Roughly 96% of active consumers live outside the United States, according to the Small Business & Entrepreneurship Council. So it isn’t surprising that businesses aim to have an international appeal. Business owners, however, need to thoroughly consider factors that affect the income stream and launching abroad is no different. Several factors need to be looked at before you decide to take your business overseas.
Preferred Payment Methods
While consumers in the US are highly comfortable with using credit cards like Visa, MasterCard, and others, the payment habits of overseas markets can differ, says Patricia Carlin of MerchACT. You’ll need to consider what their preferred and hassle-free payment method is to facilitate purchases by your overseas clientele. Some popular payment methods by international markets are bank transfers and wire (money) transfers. What you’ll need to look at is how long money takes to clear through both methods and how much you may need to add (or detract) from retail price to make a profit and draw in clients.
Distinct Cultural Differences
Just as you would expect every state in the US to have nuanced differences in their purchasing practices, every country has its own distinct culture that can impact how your business is perceived and received. A good example of how a big brand flubbed on a cultural front is Heineken and Saudi Arabia. Heineken mistakenly put the flag of Saudi Arabia—which has a verse from the Quran—on the bottle. Muslim religion strictly forbids the use of alcohol and a massive backlash was received by Heineken. You’ll need to consider what international cultures are compatible with your brand to avoid cultural clashes.

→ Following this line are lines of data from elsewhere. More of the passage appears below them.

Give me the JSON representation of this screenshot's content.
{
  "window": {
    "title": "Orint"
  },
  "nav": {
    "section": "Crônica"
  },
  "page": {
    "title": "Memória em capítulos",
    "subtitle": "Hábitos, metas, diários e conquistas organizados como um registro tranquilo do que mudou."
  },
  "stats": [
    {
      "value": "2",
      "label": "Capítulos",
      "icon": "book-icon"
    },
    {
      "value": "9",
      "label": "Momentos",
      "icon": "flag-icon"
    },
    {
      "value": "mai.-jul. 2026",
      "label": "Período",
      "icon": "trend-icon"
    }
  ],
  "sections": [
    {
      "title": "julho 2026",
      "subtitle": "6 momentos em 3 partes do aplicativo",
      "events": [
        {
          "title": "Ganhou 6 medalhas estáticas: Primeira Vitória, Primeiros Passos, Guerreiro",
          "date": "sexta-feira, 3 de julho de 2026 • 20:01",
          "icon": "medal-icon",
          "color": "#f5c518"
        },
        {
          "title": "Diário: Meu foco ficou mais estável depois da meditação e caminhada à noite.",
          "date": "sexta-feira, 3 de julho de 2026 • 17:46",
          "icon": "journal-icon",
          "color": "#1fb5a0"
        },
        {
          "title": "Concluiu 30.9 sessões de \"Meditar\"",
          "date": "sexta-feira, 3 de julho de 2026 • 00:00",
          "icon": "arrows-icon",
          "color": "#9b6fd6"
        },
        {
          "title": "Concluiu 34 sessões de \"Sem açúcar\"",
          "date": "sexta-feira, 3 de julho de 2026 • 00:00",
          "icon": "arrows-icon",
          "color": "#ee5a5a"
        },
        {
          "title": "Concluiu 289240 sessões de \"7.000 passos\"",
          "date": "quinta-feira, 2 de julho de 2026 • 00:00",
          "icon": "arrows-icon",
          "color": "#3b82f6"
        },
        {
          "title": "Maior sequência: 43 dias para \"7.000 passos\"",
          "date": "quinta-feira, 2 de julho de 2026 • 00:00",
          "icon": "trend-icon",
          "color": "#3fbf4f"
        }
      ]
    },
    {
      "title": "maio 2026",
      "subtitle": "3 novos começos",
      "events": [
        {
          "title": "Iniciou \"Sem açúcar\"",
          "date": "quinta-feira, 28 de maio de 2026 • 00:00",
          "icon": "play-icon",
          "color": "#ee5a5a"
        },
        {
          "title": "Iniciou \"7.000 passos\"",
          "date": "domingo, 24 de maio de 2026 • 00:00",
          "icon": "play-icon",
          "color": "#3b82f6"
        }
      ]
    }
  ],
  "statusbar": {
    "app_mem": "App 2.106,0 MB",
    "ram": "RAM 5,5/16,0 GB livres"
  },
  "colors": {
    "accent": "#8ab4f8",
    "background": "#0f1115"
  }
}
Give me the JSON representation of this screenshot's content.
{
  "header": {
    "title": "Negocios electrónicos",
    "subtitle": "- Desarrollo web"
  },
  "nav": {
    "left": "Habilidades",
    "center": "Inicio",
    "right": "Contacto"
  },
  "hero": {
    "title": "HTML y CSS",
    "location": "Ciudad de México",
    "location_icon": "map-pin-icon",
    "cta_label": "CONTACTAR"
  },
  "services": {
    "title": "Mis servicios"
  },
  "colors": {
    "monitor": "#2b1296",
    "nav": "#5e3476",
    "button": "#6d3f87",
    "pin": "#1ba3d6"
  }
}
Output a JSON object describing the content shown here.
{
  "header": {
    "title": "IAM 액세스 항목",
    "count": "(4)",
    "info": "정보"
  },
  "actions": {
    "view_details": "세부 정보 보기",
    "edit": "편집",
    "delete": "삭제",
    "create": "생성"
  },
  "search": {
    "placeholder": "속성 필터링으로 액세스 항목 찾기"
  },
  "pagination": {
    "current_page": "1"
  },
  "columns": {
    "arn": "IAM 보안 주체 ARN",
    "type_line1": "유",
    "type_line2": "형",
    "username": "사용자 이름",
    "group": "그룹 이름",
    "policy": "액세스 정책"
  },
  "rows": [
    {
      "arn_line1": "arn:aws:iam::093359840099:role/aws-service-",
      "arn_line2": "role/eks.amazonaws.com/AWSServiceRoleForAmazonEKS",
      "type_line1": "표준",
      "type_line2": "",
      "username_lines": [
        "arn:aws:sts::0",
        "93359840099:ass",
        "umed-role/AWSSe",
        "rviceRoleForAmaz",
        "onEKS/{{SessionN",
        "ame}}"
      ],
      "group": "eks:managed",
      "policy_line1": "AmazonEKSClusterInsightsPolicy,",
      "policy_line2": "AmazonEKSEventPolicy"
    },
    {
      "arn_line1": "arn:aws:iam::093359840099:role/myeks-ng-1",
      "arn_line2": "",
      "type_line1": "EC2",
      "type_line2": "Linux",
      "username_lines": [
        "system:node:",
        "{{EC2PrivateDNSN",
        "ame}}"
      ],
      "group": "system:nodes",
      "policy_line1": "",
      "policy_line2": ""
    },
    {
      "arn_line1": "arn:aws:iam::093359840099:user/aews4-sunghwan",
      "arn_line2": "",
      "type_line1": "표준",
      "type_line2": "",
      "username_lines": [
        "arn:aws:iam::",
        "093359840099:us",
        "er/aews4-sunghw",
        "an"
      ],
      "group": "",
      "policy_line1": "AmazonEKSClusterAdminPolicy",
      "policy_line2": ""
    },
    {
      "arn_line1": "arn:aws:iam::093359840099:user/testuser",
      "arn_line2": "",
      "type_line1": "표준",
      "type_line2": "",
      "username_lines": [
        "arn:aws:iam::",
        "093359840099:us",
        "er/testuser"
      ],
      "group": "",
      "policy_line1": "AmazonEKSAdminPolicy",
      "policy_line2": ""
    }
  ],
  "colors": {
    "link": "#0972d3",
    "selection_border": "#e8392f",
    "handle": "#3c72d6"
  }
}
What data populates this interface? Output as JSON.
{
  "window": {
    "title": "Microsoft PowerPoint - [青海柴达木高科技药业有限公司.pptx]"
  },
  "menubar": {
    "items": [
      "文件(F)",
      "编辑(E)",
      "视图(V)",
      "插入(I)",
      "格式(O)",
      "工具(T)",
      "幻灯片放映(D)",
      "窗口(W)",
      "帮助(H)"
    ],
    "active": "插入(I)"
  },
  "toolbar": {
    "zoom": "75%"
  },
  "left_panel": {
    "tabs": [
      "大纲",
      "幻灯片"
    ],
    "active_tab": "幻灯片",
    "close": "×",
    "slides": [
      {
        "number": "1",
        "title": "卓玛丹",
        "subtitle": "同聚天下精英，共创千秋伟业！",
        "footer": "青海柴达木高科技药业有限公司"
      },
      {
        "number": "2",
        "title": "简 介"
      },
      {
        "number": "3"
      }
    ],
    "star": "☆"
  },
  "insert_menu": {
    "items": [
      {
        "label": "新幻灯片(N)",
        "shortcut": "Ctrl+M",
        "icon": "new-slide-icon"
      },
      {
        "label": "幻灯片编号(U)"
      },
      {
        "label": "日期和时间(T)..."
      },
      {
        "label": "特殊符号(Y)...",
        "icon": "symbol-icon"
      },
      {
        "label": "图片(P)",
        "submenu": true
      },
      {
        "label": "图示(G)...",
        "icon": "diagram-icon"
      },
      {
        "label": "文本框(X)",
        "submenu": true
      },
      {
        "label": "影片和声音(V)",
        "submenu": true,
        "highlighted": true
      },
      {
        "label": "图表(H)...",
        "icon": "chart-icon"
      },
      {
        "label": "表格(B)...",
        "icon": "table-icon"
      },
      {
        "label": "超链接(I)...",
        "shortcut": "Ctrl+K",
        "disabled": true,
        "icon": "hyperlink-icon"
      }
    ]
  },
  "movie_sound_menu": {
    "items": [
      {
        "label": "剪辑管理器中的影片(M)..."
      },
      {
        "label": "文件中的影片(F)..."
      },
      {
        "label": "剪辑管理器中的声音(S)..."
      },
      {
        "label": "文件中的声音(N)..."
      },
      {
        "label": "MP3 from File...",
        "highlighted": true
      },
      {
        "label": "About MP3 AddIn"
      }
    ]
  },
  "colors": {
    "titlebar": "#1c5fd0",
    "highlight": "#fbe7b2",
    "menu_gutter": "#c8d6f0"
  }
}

The biggest thing you’ll need to consider is the operational logistics of taking your business overseas. If you’re looking beyond e-commerce, you’ll need to factor in a physical location, staffing, equipment, shipping, government permits, and so on. You will need to think of the necessary steps to obtain a Saudi Arabia visa for all of your employees, and that can be quite a burdensome process. As an alternative, you could consider partnering up with a local business owner to help your brand acclimatize to the new market its in. It is highly recommended that you spend time in the country you’re thinking of branching out to, says Stanley Chao of All In Consulting. Knowing the lay of the land, the market, and even potential competitors can better prepare you and your product to best appeal to a foreign market.
Starting and running a business in your area is challenging enough. Taking your business overseas carries its own set of complications that you will need to prepare for. Practice due diligence and review each angle repeatedly so you can fully determine if launching abroad is feasible and practical.